I started to write this article in March or April, but became sidetracked by other matters. What compels me to finish it now is a conversation that I had last night at a barbecue for Trinity College’s theology students. My interlocutor was a 24-year old man whose family emigrated to Canada from Nigeria when he was 3.
My new friend related to me that, when he was 10, he was out riding his bike. Form a picture of that in your mind’s eye: a boy from Africa, seven years in his new home in the GTA (Greater Toronto Area), in grade 5 at school, out riding his bike.
A cop stops him. Where did you get that bike?
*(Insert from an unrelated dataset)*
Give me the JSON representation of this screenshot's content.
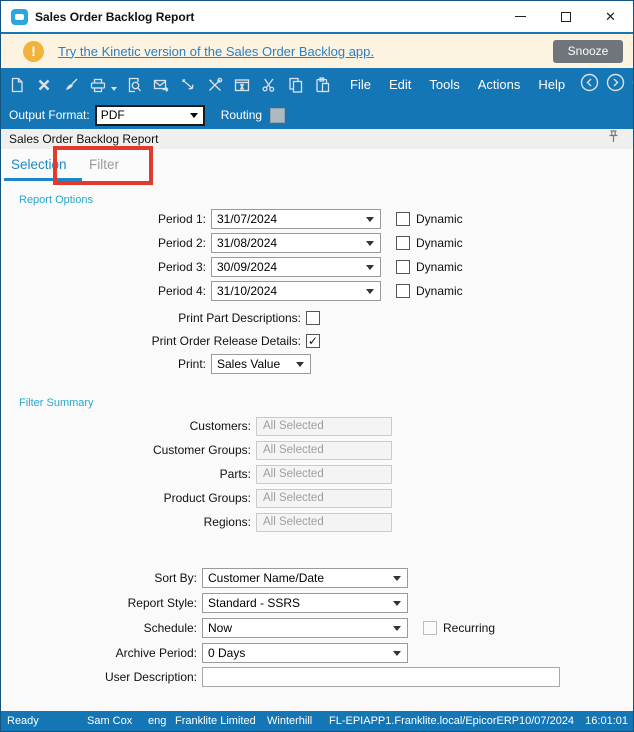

I started shaking inside. I could hardly hold back my tears for that 10-year old boy, and for the young man sharing his story with me—to his amazing credit, with sadness but no malice in his eyes.
We talked a little about Desmond Cole. Of course my friend knew the name well. A local activist, freelance journalist, and blogger at Cole’s Notes, he has been stopped by the cops fifty time—fifty times!—for the suspicious activity of Walking While Black in Toronto.
If you’re white and don’t know what “white privilege” means, or you deny that it exists, I’ll give you a pass until the end of this article. I was that white man myself, seven years ago.
Don’t let my name fool you. With my Ukrainian and Lemko ancestry on my mother’s side, I’m as white as any Eastern European. I’ve been mistaken for Norwegian, Finnish, Swedish, Danish, and German. Apparently, speech therapy in early childhood left me with an accent—undetected by myself, of course—that many people over the years have guessed as Northern European, even people in my own hometown of Jamestown NY and a Canadian immigration officer who prided himself on his unfailing ability to identify foreign accents.
Which is to say, I’m both possessor and beneficiary of white privilege, just because of how I look and speak. Read More